Since becoming executive chairman of the Paice Board of Directors in 2006, Keenan has served as the company’s inspirational leader. As Senior Vice President of the Abell Foundation, she has provided critical business and financial leadership and played a key role in securing necessary funding for Paice and obtaining licensing agreements with major automakers.
An automotive executive with 50+ years experience, Oswald has been on the Paice Board of Directors since 2001 and served as Paice’s Chief Executive Officer since 2006. He previously served as Chairman, CEO and President at Robert Bosch Corporation, the world’s largest supplier of automotive components and systems. Oswald also held leadership positions at Ford Motor Co. and Cummins, Inc.
Proof of Concept
The Abell Foundation’s investment allowed Paice to assemble a team of experienced automotive executives. The team was led by Ted Louckes, an industry veteran who had spent 40 years at GM and served as chief engineer of Oldsmobile. His mission: to further develop Alex’s hybrid concepts and help bring them to life.
Following a year of development with Lockheed Martin, Paice unveiled a prototype of the Paice Hyperdrive technology in October 1999 at Roush Industries’ testing facilities in Michigan. Several of the world’s leading automakers saw Paice show how it could dramatically improve fuel economy. In dynamometer tests of a prototype simulating a Cadillac DeVille, gas mileage improved from 24 miles per gallon with a V8 engine to 44 miles per gallon with a Paice hybrid electric design utilizing a 4-cylinder engine. All aspects of vehicle performance were maintained and emission levels were greatly reduced.
Making Its Mark in the Hybrid World
This Griffith Hack graphic indicates the owner of leading hybrid vehicle patents.
While the concepts of hybrid engines have been around since the early 1900s, Paice did something no one else could: develop a cost-effective solution for improving fuel efficiency and reducing emissions without sacrificing driving performance. It laid the foundation for today’s hybrid vehicles.
Paice technology has been licensed by many of the most significant automakers in the world – Toyota, Ford, Honda, Hyundai/Kia and others. Together, these automakers account for more than 80% of all hybrid vehicle sales in the United States.

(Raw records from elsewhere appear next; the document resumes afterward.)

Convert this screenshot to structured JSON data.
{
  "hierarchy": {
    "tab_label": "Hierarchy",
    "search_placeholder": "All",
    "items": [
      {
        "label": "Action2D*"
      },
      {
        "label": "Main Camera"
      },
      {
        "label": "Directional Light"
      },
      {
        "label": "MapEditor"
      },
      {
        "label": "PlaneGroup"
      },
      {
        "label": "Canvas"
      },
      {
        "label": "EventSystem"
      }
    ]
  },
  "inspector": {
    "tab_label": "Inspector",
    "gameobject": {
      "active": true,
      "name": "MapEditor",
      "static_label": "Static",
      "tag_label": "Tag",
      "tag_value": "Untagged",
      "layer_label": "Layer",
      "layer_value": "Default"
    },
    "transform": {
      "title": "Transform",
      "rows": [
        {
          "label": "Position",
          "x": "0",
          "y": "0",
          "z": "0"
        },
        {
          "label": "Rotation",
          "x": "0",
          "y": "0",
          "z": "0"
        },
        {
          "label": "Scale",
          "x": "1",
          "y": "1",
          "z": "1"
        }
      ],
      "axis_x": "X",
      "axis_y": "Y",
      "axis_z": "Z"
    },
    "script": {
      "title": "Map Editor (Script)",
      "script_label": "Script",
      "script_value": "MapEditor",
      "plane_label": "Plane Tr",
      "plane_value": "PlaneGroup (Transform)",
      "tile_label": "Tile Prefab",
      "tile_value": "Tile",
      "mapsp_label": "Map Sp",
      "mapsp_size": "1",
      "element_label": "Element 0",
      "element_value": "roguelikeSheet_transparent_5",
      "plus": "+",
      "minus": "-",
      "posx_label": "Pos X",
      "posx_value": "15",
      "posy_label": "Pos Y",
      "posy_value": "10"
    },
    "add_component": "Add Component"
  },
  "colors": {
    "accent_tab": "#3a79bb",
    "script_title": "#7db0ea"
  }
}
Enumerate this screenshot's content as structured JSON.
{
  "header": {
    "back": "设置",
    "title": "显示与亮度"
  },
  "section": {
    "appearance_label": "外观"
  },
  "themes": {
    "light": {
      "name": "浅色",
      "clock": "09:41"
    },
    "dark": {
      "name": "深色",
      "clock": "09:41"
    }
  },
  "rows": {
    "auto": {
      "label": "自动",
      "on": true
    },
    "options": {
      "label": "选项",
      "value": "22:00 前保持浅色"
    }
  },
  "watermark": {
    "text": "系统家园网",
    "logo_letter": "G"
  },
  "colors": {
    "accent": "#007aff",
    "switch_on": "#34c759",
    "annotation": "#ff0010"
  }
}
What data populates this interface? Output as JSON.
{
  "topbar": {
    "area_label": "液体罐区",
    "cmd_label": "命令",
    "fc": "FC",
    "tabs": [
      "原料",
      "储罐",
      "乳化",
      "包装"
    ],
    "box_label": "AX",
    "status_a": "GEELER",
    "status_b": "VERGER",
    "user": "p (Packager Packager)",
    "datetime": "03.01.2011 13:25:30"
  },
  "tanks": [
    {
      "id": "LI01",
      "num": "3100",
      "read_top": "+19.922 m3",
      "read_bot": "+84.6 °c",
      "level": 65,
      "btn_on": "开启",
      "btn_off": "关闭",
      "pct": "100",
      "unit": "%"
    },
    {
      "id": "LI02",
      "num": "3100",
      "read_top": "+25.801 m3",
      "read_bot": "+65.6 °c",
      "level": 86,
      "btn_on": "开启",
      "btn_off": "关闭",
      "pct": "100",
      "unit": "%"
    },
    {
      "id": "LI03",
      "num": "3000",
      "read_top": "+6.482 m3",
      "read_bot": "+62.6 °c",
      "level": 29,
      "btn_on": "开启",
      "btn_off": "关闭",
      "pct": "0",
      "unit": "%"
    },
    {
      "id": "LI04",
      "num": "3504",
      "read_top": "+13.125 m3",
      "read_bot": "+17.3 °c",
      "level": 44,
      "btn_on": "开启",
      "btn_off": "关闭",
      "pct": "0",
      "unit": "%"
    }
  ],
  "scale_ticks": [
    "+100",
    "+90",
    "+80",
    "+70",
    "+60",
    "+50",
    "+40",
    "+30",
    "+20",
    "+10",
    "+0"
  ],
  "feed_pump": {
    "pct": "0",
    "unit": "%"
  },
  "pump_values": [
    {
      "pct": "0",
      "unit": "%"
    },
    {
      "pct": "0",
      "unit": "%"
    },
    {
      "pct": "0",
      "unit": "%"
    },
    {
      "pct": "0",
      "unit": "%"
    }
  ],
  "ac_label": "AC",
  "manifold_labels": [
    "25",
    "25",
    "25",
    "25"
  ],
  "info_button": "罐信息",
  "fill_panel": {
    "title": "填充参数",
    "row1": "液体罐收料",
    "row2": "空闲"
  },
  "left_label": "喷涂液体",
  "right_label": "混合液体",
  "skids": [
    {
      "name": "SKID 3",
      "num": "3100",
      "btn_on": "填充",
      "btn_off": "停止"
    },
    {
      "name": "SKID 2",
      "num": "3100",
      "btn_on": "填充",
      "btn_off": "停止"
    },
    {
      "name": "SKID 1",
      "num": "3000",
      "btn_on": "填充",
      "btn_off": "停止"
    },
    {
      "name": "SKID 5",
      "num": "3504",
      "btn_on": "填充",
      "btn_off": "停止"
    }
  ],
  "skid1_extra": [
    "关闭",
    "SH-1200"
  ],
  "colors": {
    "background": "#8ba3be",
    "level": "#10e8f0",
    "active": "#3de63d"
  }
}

Another sign of Paice’s important role in the hybrid industry: An independent study of hybrid vehicle patents determined that Paice owns the two most fundamental hybrid vehicles patents in the world. The 2010 study by Griffith Hack reviewed more than 50,000 hybrid patents and ranked four Paice patents among the 10 most important in the industry.